##### Records to process #####

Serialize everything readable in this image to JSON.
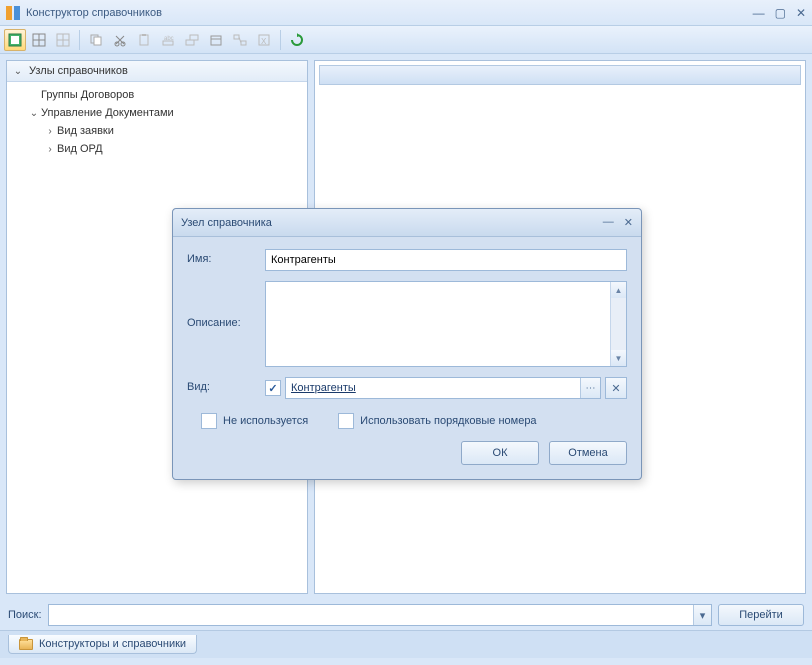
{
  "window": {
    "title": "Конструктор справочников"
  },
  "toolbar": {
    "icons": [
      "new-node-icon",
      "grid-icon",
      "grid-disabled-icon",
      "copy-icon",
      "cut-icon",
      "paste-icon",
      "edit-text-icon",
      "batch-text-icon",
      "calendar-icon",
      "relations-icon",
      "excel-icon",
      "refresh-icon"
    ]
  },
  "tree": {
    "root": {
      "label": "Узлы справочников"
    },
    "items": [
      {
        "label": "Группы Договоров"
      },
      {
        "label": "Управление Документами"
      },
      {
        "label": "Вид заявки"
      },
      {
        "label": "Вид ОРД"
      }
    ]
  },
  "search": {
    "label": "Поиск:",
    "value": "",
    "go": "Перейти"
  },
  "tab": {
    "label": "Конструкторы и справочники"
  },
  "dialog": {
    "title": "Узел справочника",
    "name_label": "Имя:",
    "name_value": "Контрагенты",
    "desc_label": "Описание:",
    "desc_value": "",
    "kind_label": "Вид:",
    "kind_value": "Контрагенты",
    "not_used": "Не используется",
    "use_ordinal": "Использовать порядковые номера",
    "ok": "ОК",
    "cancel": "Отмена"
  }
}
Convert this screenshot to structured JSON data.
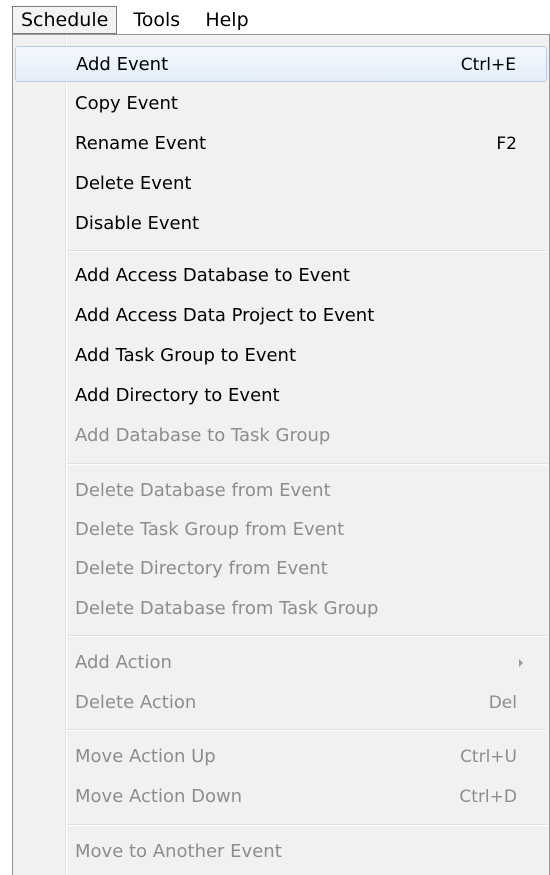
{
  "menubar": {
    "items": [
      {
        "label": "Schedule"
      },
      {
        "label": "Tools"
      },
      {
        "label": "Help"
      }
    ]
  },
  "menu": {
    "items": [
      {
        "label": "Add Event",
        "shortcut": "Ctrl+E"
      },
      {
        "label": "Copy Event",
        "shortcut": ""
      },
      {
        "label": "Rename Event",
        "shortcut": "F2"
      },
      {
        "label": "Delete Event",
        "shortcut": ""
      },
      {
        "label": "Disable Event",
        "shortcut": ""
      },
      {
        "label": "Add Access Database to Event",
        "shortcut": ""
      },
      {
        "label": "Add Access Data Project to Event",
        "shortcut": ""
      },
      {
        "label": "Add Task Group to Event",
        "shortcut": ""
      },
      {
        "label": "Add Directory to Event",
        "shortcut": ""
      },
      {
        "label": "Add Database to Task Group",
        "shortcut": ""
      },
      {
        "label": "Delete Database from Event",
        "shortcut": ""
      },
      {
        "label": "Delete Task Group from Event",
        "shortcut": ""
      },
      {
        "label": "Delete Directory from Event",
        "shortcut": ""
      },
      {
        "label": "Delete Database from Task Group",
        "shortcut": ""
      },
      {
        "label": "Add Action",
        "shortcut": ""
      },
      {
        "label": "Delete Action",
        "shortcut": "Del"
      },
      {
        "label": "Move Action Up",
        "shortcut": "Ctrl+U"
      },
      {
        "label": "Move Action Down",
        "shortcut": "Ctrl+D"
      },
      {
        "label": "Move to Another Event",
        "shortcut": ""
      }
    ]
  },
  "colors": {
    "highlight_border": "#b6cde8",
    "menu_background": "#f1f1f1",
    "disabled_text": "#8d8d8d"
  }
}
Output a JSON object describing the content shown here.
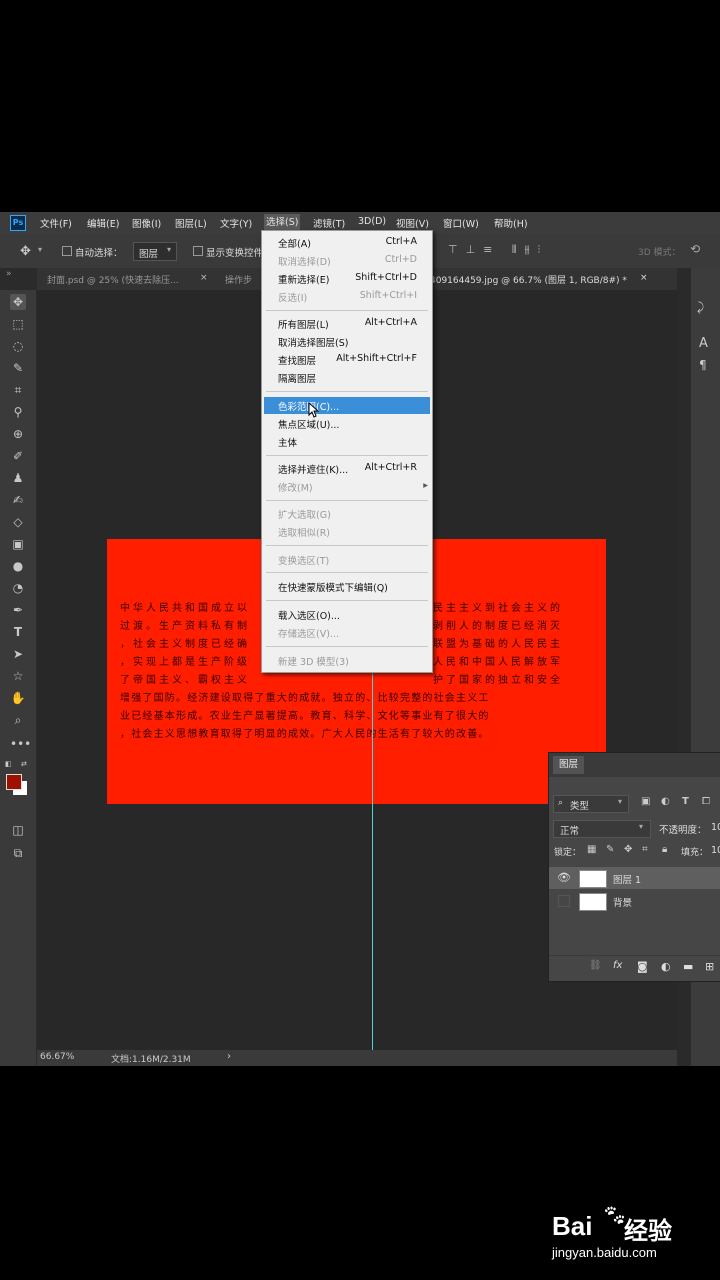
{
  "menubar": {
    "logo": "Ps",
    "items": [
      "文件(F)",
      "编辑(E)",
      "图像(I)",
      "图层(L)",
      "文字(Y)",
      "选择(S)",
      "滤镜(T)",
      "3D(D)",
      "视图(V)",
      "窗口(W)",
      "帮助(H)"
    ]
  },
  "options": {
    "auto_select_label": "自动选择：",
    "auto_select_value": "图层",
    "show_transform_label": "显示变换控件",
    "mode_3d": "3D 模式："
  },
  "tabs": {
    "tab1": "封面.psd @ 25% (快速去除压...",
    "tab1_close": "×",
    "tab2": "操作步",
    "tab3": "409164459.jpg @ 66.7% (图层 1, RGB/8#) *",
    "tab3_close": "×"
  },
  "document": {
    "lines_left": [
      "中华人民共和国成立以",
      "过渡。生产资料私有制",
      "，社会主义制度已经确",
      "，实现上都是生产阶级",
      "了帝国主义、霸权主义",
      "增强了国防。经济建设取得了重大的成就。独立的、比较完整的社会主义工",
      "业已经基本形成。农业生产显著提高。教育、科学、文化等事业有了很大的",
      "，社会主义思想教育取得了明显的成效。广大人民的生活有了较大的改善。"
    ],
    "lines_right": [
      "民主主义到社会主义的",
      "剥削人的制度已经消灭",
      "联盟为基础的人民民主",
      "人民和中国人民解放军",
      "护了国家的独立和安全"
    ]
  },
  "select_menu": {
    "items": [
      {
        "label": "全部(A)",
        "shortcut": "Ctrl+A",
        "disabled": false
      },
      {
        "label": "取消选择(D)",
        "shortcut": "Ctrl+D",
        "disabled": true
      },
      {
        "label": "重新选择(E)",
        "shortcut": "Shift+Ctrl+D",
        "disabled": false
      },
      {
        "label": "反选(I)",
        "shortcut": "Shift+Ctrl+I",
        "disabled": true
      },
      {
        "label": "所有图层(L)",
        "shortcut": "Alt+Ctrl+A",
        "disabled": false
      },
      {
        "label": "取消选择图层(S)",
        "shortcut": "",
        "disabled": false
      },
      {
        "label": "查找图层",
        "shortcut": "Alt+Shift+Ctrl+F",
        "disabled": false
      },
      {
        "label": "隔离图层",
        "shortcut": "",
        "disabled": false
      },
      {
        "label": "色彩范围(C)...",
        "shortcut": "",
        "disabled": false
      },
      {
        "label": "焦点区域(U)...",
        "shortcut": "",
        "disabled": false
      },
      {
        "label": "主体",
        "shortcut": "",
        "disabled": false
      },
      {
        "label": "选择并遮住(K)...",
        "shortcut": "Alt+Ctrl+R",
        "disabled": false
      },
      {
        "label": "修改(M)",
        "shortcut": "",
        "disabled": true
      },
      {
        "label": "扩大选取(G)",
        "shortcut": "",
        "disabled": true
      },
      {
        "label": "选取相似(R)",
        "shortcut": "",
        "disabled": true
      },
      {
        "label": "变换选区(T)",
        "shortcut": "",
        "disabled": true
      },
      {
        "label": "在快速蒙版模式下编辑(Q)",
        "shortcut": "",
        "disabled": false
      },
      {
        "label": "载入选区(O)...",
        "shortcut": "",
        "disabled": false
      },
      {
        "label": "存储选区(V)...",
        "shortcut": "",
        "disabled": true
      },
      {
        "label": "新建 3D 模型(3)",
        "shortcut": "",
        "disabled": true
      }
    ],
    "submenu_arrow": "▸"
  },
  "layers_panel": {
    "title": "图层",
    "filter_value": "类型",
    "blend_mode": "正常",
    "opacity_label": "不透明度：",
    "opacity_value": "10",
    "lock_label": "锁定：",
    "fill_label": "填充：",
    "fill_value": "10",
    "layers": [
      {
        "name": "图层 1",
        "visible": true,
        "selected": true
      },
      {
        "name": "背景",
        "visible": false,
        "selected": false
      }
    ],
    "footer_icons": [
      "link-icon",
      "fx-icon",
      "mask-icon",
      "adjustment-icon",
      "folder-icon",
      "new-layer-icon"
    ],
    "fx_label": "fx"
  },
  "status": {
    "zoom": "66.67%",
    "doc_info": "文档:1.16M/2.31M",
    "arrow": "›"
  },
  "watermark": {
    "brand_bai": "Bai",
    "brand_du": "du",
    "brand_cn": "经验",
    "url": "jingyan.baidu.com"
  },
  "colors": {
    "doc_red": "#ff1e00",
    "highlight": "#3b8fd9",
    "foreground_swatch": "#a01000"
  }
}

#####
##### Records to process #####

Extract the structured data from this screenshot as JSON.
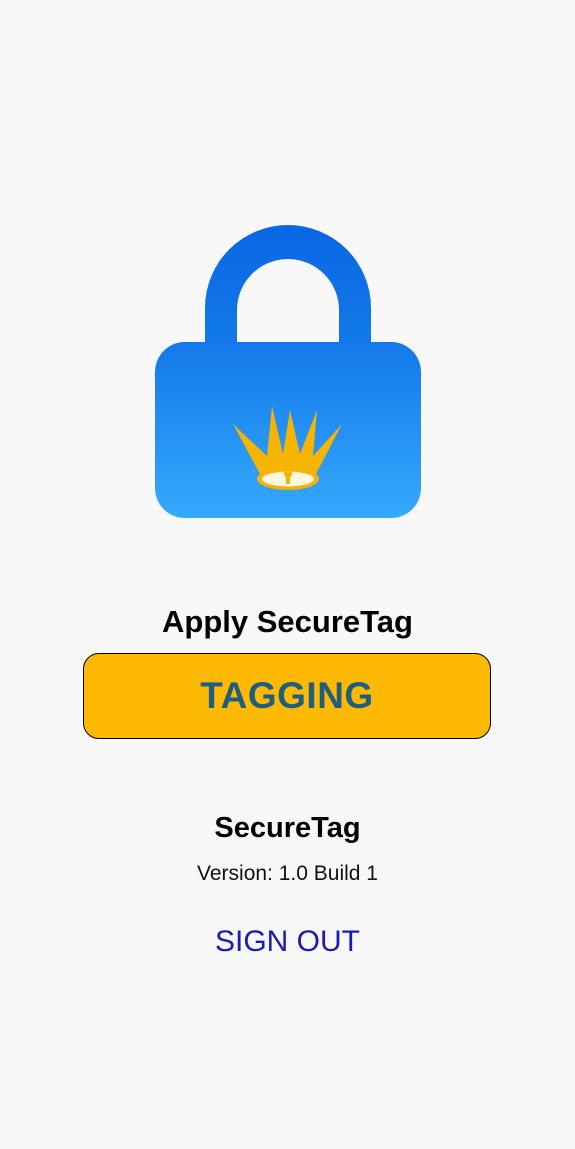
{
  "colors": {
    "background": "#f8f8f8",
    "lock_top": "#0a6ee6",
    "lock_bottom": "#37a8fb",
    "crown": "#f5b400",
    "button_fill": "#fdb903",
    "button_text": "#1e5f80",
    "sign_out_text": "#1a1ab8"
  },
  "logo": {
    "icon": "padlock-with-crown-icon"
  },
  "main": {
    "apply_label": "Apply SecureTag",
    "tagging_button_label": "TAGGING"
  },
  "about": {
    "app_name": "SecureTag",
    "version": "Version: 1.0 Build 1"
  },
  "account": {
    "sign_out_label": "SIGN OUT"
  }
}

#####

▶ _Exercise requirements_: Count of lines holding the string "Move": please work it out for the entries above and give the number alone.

▶ _Answer to the problem_: 3